Problem requirements: Exactly repeat all the records below, omitting the images they hold.

Records provided:

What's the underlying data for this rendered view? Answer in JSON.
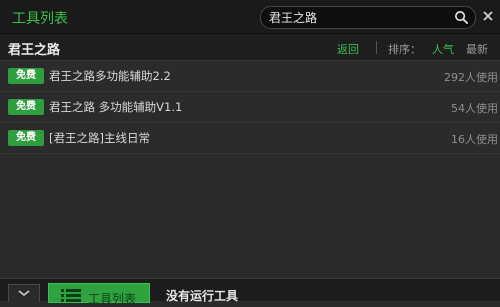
{
  "app": {
    "title": "工具列表",
    "close_icon": "close-icon"
  },
  "search": {
    "value": "君王之路",
    "icon": "search-icon"
  },
  "header": {
    "title": "君王之路",
    "back_label": "返回",
    "sort_label": "排序：",
    "sort_popular": "人气",
    "sort_newest": "最新"
  },
  "tools": [
    {
      "badge": "免费",
      "name": "君王之路多功能辅助2.2",
      "users": "292人使用"
    },
    {
      "badge": "免费",
      "name": "君王之路 多功能辅助V1.1",
      "users": "54人使用"
    },
    {
      "badge": "免费",
      "name": "[君王之路]主线日常",
      "users": "16人使用"
    }
  ],
  "footer": {
    "tools_button_label": "工具列表",
    "status": "没有运行工具"
  },
  "colors": {
    "accent": "#37c24a",
    "badge": "#2e9e3f",
    "background": "#2b2b2b"
  }
}
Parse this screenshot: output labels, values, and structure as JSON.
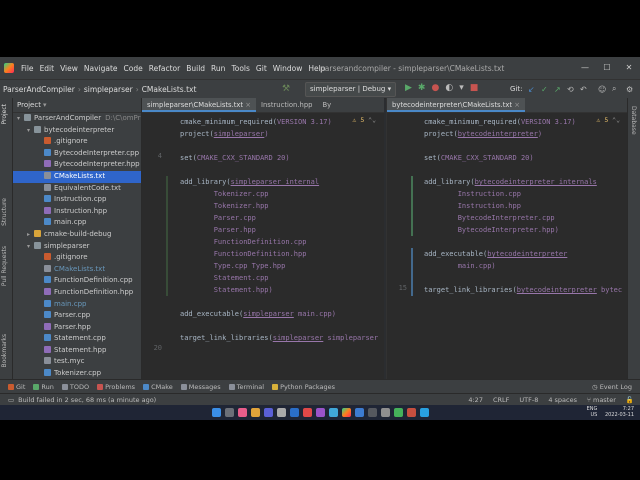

Exercise response:
What's the underlying data for this rendered view? Answer in JSON.
{
  "app": {
    "title": "工具列表",
    "close_icon": "close-icon"
  },
  "search": {
    "value": "君王之路",
    "icon": "search-icon"
  },
  "header": {
    "title": "君王之路",
    "back_label": "返回",
    "sort_label": "排序：",
    "sort_popular": "人气",
    "sort_newest": "最新"
  },
  "tools": [
    {
      "badge": "免费",
      "name": "君王之路多功能辅助2.2",
      "users": "292人使用"
    },
    {
      "badge": "免费",
      "name": "君王之路 多功能辅助V1.1",
      "users": "54人使用"
    },
    {
      "badge": "免费",
      "name": "[君王之路]主线日常",
      "users": "16人使用"
    }
  ],
  "footer": {
    "tools_button_label": "工具列表",
    "status": "没有运行工具"
  },
  "colors": {
    "accent": "#37c24a",
    "badge": "#2e9e3f",
    "background": "#2b2b2b"
  }
}
Parse this screenshot: output labels, values, and structure as JSON.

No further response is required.